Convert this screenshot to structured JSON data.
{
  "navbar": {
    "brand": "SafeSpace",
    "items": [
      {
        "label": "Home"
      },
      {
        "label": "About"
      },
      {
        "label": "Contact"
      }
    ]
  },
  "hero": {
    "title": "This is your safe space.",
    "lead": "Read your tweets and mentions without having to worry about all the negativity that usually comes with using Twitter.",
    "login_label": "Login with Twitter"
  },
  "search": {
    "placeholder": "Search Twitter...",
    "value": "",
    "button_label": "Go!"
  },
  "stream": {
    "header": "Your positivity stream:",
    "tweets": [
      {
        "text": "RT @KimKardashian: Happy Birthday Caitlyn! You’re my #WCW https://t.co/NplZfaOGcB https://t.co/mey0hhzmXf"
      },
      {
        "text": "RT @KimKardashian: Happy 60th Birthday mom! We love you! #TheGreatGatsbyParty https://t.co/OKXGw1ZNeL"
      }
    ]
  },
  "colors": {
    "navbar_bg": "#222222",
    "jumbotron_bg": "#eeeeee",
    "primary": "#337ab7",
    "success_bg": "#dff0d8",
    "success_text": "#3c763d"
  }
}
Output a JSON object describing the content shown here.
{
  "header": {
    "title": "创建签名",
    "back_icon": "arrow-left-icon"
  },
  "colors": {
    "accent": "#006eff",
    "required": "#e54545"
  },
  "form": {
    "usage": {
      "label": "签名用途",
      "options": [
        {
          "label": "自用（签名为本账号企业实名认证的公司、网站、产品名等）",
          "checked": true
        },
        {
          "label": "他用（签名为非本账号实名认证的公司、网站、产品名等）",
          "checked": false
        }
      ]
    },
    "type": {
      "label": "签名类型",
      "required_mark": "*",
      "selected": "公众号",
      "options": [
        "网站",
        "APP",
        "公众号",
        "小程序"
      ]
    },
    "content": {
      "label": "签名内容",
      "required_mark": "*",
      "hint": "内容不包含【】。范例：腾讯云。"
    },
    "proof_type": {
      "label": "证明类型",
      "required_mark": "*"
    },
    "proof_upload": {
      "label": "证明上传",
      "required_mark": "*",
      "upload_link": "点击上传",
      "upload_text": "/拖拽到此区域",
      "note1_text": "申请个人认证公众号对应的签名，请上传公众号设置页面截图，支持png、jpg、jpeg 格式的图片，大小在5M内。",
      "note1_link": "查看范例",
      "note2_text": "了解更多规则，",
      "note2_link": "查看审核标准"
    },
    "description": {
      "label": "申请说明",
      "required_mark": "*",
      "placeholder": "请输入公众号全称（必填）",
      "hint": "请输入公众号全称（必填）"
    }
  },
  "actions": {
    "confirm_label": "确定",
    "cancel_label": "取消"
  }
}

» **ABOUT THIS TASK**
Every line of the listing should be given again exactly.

» **PROBLEM SOLUTION**
Convert this screenshot to structured JSON data.
{
  "navbar": {
    "brand": "SafeSpace",
    "items": [
      {
        "label": "Home"
      },
      {
        "label": "About"
      },
      {
        "label": "Contact"
      }
    ]
  },
  "hero": {
    "title": "This is your safe space.",
    "lead": "Read your tweets and mentions without having to worry about all the negativity that usually comes with using Twitter.",
    "login_label": "Login with Twitter"
  },
  "search": {
    "placeholder": "Search Twitter...",
    "value": "",
    "button_label": "Go!"
  },
  "stream": {
    "header": "Your positivity stream:",
    "tweets": [
      {
        "text": "RT @KimKardashian: Happy Birthday Caitlyn! You’re my #WCW https://t.co/NplZfaOGcB https://t.co/mey0hhzmXf"
      },
      {
        "text": "RT @KimKardashian: Happy 60th Birthday mom! We love you! #TheGreatGatsbyParty https://t.co/OKXGw1ZNeL"
      }
    ]
  },
  "colors": {
    "navbar_bg": "#222222",
    "jumbotron_bg": "#eeeeee",
    "primary": "#337ab7",
    "success_bg": "#dff0d8",
    "success_text": "#3c763d"
  }
}
Output a JSON object describing the content shown here.
{
  "header": {
    "title": "创建签名",
    "back_icon": "arrow-left-icon"
  },
  "colors": {
    "accent": "#006eff",
    "required": "#e54545"
  },
  "form": {
    "usage": {
      "label": "签名用途",
      "options": [
        {
          "label": "自用（签名为本账号企业实名认证的公司、网站、产品名等）",
          "checked": true
        },
        {
          "label": "他用（签名为非本账号实名认证的公司、网站、产品名等）",
          "checked": false
        }
      ]
    },
    "type": {
      "label": "签名类型",
      "required_mark": "*",
      "selected": "公众号",
      "options": [
        "网站",
        "APP",
        "公众号",
        "小程序"
      ]
    },
    "content": {
      "label": "签名内容",
      "required_mark": "*",
      "hint": "内容不包含【】。范例：腾讯云。"
    },
    "proof_type": {
      "label": "证明类型",
      "required_mark": "*"
    },
    "proof_upload": {
      "label": "证明上传",
      "required_mark": "*",
      "upload_link": "点击上传",
      "upload_text": "/拖拽到此区域",
      "note1_text": "申请个人认证公众号对应的签名，请上传公众号设置页面截图，支持png、jpg、jpeg 格式的图片，大小在5M内。",
      "note1_link": "查看范例",
      "note2_text": "了解更多规则，",
      "note2_link": "查看审核标准"
    },
    "description": {
      "label": "申请说明",
      "required_mark": "*",
      "placeholder": "请输入公众号全称（必填）",
      "hint": "请输入公众号全称（必填）"
    }
  },
  "actions": {
    "confirm_label": "确定",
    "cancel_label": "取消"
  }
}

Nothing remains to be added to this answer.